On some level I’m over white men talking about literature, or movies about white men talking about literature, but in reality, I really like David Foster Wallace, and enjoyed this movie a lot. It’s about his Midwestern book tour promoting Infinite Jest, where he’s joined on the road by a reporter.

Do you think Jesse Eisenberg ever gets tired of playing assholes? He plays the journalist here, and he’s good, but he’s definitely playing to type. Jason Segel as Wallace is really good, I didn’t realize he was this good. I hope it doesn’t make him into a serious/boring actor though — he can be more interesting than that. I know Mamie Gummer is acting royalty, but she looks so perfectly midwestern. Of course she’s the City Pages book editor. It’s perfect.

The parts that take place in the Twin Cities kind of weird me out, but in a good way. This is a very good fake of a past version of my hometown. I didn’t really live through these years, not that I was aware of, but there are parts that are still recognizable — the Mary Tyler Moore statue, the nice lady who offers to show them the Mary Tyler Moore statue, a certain breed of Midwestern literary hipsters. There’s a part where they go to the Mall of America, and eat in the food court there. If you look past them the amusement part is clearly Nickelodeon World, not Camp Snoopy, and the anachronism kind of pisses me off. Like, I know it’s really nothing, and they’re not going to use special effects to fix it, but it’s still wrong. This is rooted in a deeper philosophical truth about how Camp Snoopy was awesome, while Nickelodeon World is kind of terrible, but this isn’t the space to really make that argument.
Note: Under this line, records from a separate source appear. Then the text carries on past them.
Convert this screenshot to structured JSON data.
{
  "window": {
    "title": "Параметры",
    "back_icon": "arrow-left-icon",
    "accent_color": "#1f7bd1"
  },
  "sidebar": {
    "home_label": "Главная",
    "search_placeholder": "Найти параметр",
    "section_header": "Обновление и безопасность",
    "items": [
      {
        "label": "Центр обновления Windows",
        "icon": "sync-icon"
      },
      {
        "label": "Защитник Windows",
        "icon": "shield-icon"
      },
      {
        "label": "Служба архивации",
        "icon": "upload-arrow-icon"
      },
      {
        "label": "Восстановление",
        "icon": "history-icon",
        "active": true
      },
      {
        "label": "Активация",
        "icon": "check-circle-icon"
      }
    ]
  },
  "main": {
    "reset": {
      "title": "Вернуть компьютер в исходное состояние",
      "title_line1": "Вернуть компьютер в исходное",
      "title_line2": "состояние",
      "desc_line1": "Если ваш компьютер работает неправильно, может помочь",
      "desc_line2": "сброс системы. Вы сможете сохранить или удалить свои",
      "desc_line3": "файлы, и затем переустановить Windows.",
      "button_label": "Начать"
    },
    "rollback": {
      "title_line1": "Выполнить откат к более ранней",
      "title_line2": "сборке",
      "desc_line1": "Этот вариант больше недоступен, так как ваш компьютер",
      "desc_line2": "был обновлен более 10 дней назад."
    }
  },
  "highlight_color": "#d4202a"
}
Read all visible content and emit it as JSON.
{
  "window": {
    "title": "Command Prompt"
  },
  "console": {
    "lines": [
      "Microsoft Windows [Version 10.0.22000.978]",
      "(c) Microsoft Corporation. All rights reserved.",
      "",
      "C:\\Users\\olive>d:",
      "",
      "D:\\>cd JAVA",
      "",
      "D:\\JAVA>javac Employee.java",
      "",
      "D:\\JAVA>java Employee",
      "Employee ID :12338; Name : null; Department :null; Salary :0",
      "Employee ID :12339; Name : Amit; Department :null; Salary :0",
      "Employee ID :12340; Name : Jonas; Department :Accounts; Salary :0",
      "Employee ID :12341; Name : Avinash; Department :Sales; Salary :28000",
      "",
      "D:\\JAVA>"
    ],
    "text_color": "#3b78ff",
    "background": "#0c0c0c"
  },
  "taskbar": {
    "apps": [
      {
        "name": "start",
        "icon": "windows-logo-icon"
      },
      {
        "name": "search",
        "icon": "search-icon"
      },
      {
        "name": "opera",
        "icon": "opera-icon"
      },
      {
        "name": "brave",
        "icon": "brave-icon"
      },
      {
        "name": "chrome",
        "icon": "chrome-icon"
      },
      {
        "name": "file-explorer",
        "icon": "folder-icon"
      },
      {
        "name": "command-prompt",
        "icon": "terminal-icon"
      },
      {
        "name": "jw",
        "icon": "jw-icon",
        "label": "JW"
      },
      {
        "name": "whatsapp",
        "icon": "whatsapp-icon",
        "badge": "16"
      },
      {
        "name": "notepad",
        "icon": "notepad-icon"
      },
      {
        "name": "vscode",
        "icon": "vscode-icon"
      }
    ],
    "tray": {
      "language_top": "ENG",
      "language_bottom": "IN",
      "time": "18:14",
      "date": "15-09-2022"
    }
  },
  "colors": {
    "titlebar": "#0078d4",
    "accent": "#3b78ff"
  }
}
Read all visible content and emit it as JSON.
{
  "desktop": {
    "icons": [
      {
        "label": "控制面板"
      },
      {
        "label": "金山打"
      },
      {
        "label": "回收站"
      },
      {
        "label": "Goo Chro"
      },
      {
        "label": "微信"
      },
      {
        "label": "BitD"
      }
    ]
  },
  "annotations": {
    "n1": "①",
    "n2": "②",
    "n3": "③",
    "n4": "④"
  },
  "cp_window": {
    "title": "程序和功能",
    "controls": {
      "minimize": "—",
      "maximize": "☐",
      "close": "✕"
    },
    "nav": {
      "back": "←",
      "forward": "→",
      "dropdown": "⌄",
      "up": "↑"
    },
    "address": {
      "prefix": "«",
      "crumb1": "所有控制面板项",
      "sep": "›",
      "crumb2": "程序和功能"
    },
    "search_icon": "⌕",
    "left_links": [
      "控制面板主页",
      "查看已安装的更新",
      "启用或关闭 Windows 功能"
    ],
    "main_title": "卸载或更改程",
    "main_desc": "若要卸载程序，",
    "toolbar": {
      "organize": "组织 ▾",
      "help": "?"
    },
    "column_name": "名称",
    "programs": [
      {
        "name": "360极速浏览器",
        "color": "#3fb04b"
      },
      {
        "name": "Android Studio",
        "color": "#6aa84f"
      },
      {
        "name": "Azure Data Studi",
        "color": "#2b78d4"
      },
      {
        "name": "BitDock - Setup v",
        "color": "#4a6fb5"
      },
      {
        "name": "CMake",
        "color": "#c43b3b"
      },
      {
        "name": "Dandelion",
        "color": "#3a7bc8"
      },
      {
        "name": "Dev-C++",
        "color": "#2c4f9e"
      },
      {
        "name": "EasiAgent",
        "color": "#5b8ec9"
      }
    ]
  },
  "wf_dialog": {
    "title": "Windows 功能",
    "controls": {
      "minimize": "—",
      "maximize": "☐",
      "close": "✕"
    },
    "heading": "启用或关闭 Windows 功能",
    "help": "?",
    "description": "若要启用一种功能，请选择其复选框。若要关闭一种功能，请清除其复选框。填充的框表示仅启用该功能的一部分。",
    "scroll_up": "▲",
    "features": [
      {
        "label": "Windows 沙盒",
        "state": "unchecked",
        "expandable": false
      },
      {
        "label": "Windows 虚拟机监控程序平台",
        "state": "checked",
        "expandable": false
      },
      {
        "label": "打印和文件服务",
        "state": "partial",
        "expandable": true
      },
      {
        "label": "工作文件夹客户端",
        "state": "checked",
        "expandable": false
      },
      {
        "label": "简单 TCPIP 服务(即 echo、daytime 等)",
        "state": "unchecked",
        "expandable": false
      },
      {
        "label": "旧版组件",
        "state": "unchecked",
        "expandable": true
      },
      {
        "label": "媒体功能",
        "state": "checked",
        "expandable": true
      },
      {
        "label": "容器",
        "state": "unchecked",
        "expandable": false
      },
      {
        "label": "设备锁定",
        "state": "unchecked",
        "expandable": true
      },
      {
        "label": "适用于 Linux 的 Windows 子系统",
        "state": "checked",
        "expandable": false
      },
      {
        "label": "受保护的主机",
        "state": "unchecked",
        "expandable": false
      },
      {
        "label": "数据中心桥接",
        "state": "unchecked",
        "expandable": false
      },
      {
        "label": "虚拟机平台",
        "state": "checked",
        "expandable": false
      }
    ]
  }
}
It’s a good movie. It’s very talky. It’s based of a book that’s based of tapes of conversation, it’s all about talking about writing. It’s sort of funny to watch them talk about the dangers of television as a brain suck while watching it streaming. Nothing in the movie really made me want to go read the book it’s based on. I feel like I’ve gotten enough of it from the film, I don’t need to see any of the words on the page. This was satisfactory.

It kind of made me want to start reading Infinite Jest, but I’m only allowed to be in the middle of one ridiculous huge book at a time, and I’m still bogged down in Dahlgren. Maybe I will just reread his tennis essays instead.

David Foster Wallace is this hugely important writer, the kind of literary figure that I think is supposed to be unapproachable and confusing? I think that’s a common impression of him, and that this movie is supposed to help you get to know him? Which it does, but I don’t get the underlying idea that he’s mysterious. I feel like he’s very present in his essays, which is part of what I appreciate about them. He won’t just write about tennis or cruise ships, it’s about him. Hearing the conversations he has in the movie just adds another layer. It makes him even more real, a guy with a messy house and some cool dogs.

The dogs in the movie are really cute. I made a note to myself about how cute the dogs are, so they must have been great. Even if David Foster Wallace isn’t your jam, maybe you’ll enjoy the cute dogs.